Excerpted data =>
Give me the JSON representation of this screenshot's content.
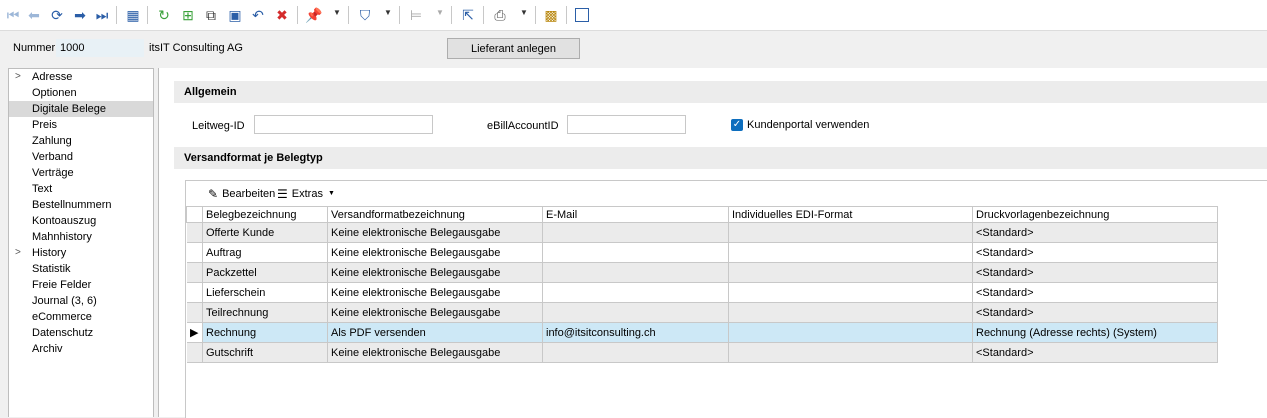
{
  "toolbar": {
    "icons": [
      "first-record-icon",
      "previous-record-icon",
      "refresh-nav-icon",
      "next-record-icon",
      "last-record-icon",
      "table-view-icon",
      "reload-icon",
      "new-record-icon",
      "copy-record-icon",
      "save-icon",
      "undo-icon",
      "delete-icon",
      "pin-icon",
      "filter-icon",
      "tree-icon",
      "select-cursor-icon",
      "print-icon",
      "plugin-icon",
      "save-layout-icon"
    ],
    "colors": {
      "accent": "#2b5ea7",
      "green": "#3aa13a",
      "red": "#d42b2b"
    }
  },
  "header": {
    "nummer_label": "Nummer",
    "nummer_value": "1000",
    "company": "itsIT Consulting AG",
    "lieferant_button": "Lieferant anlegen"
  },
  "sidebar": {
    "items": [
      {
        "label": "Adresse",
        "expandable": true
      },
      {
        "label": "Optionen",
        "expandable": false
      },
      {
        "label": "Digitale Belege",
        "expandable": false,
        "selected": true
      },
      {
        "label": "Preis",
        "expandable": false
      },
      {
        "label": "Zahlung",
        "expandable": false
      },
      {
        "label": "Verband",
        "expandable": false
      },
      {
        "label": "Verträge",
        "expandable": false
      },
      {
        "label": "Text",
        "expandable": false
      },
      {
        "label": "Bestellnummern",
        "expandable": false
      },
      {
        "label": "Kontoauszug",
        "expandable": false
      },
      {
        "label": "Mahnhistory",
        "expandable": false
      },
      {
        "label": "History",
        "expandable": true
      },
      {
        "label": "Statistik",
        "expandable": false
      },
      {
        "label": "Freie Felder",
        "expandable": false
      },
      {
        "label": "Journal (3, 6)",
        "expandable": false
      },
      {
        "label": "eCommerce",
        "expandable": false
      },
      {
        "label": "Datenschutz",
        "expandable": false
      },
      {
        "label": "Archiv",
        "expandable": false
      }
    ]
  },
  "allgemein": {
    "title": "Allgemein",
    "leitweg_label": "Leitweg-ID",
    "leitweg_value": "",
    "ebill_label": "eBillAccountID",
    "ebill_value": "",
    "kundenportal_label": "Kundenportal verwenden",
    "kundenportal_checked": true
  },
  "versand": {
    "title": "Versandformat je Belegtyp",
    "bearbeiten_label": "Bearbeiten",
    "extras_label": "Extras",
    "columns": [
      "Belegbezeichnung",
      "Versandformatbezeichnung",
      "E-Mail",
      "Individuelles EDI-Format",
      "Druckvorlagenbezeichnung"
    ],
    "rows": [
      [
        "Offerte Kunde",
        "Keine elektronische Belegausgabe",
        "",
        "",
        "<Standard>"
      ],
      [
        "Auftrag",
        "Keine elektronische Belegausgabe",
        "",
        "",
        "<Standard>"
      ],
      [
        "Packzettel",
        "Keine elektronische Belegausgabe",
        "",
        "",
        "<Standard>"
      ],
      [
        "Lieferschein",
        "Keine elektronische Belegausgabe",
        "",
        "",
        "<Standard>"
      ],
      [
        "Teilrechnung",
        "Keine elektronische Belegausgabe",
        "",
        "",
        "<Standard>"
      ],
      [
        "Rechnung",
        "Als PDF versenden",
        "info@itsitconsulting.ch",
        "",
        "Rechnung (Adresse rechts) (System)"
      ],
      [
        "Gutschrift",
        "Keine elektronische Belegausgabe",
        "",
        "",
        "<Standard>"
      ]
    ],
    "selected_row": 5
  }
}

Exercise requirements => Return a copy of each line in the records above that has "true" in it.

Exercise response =>
        "expandable": true
        "selected": true
        "expandable": true
    "kundenportal_checked": true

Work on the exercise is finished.